Task goal: Check each line of the data for "label" and select those that have it.

Record set:
━━━━━━━━━━━━━━━━━━━━━━━━━━━━━━

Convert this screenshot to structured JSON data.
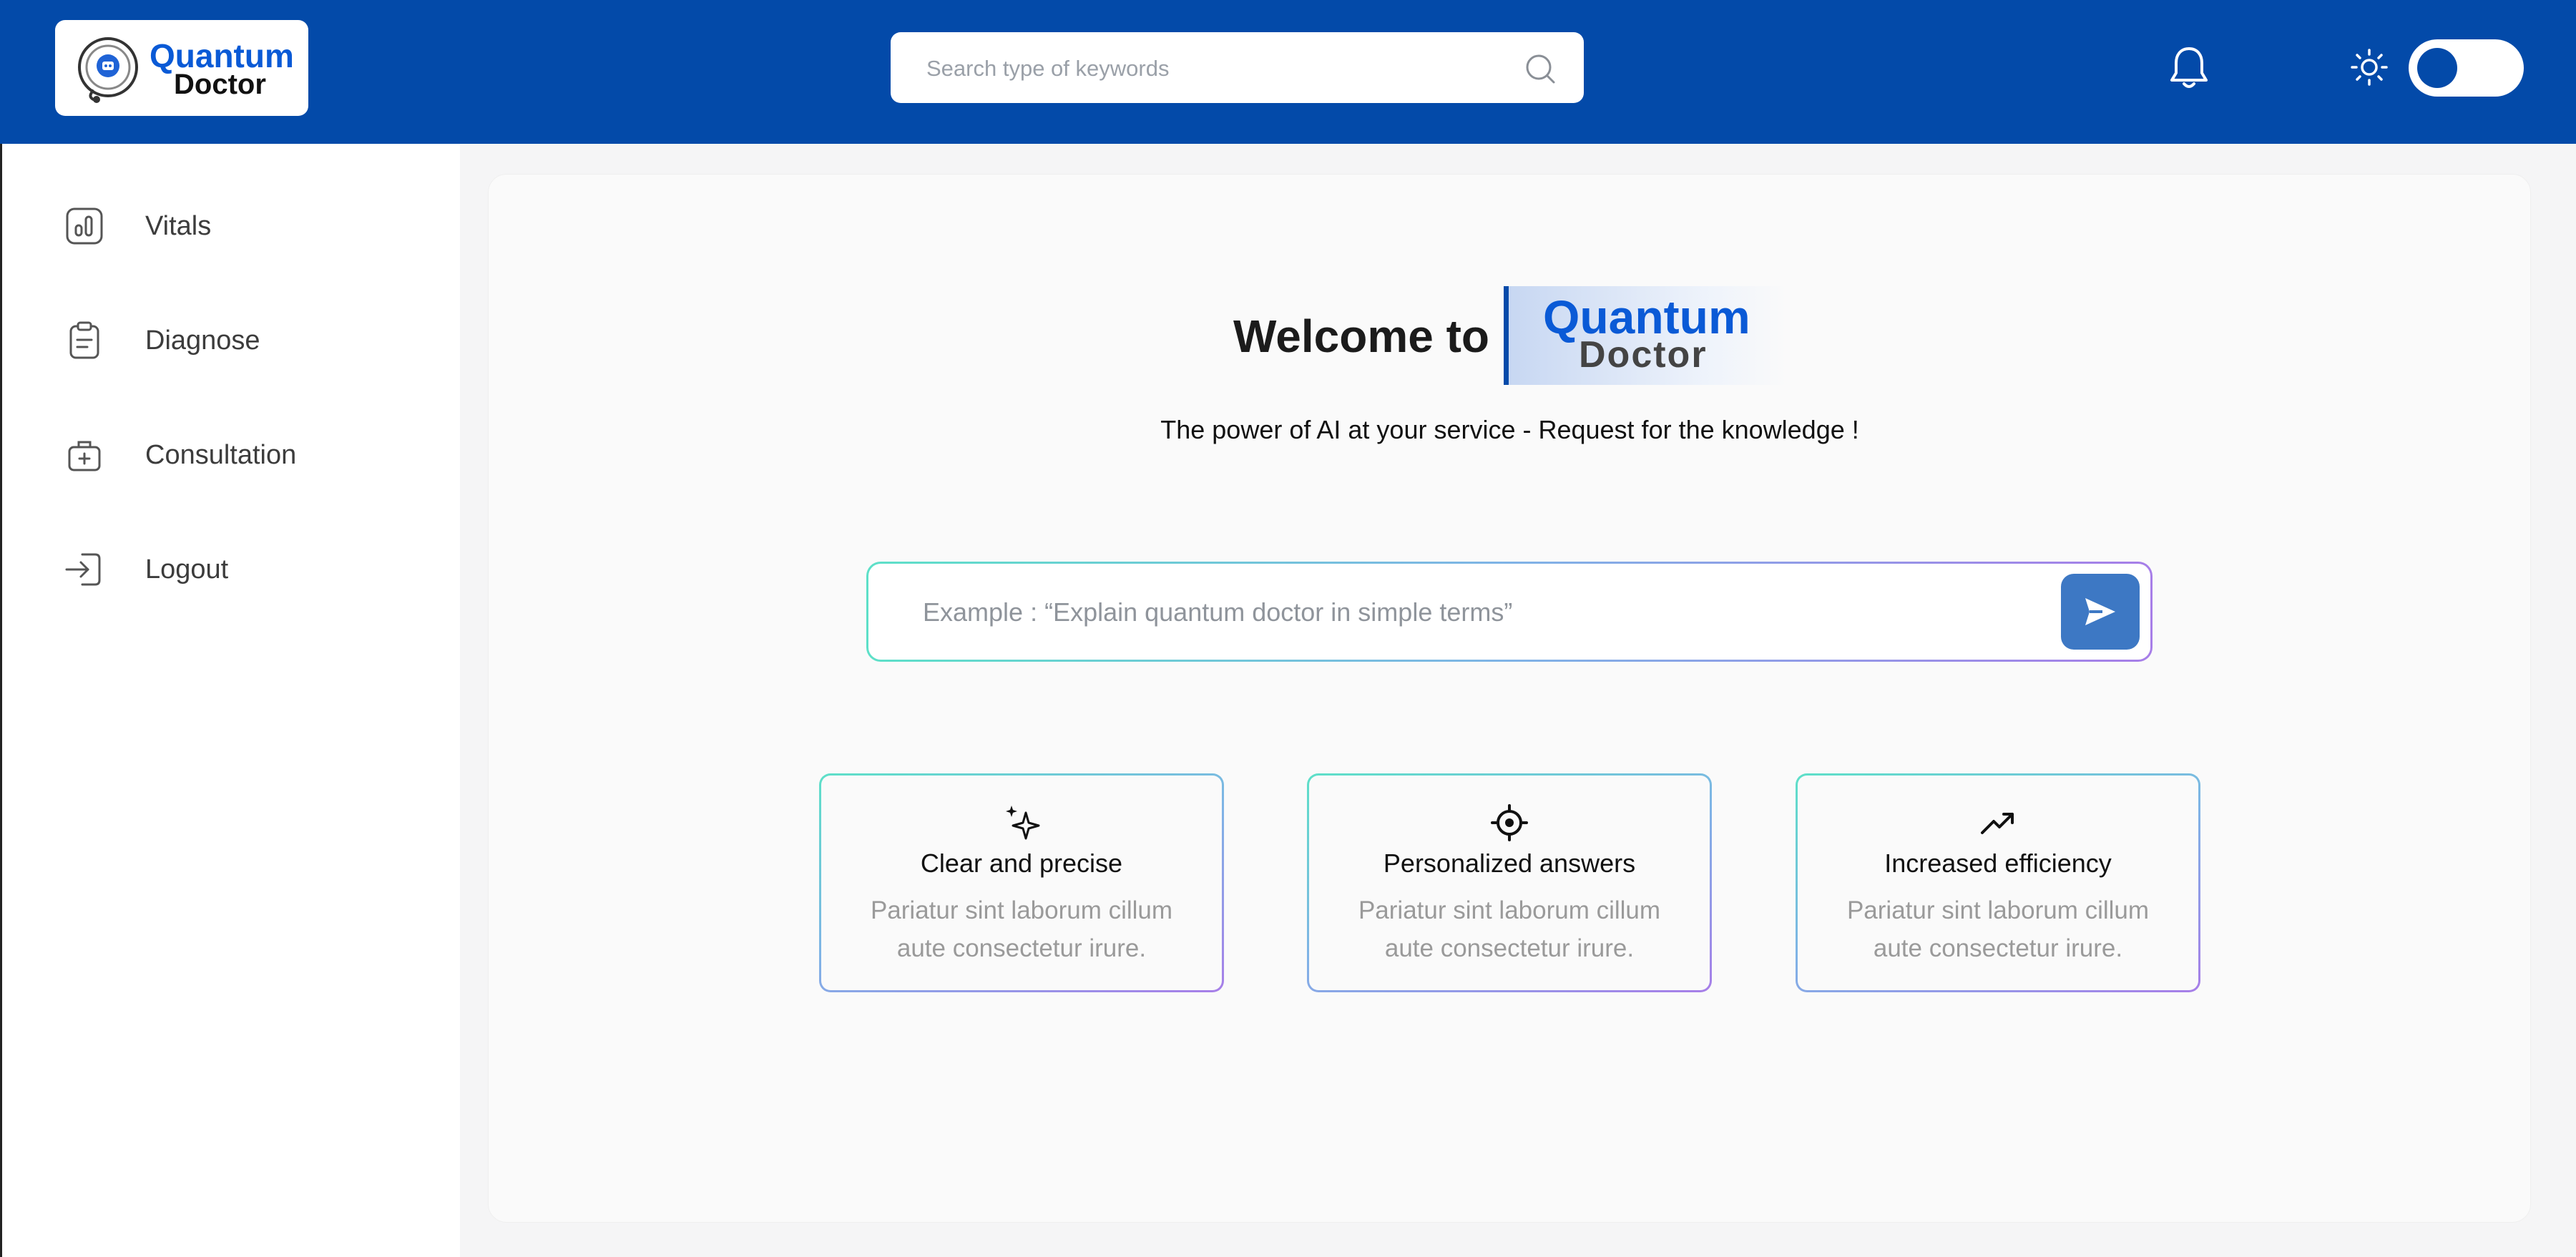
{
  "header": {
    "logo": {
      "line1": "Quantum",
      "line2": "Doctor"
    },
    "search": {
      "placeholder": "Search type of keywords"
    },
    "icons": [
      "search-icon",
      "bell-icon",
      "sun-icon"
    ],
    "theme_toggle": {
      "state": "off"
    }
  },
  "sidebar": {
    "items": [
      {
        "label": "Vitals",
        "icon": "chart-bars-icon"
      },
      {
        "label": "Diagnose",
        "icon": "clipboard-icon"
      },
      {
        "label": "Consultation",
        "icon": "medical-kit-icon"
      },
      {
        "label": "Logout",
        "icon": "logout-icon"
      }
    ]
  },
  "main": {
    "welcome": "Welcome to",
    "brand": {
      "line1": "Quantum",
      "line2": "Doctor"
    },
    "subtitle": "The power of AI at your service - Request for the knowledge !",
    "prompt": {
      "placeholder": "Example : “Explain quantum doctor in simple terms”",
      "send_icon": "send-icon"
    },
    "cards": [
      {
        "icon": "sparkles-icon",
        "title": "Clear and precise",
        "desc": "Pariatur sint laborum cillum aute consectetur irure."
      },
      {
        "icon": "target-icon",
        "title": "Personalized answers",
        "desc": "Pariatur sint laborum cillum aute consectetur irure."
      },
      {
        "icon": "trending-up-icon",
        "title": "Increased efficiency",
        "desc": "Pariatur sint laborum cillum aute consectetur irure."
      }
    ]
  },
  "colors": {
    "brand_blue": "#034aa9",
    "send_button": "#3d78c4",
    "logo_text_blue": "#0a5ad6"
  }
}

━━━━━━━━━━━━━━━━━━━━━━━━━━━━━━

Result for this task:
        "label": "Vitals",
        "label": "Diagnose",
        "label": "Consultation",
        "label": "Logout",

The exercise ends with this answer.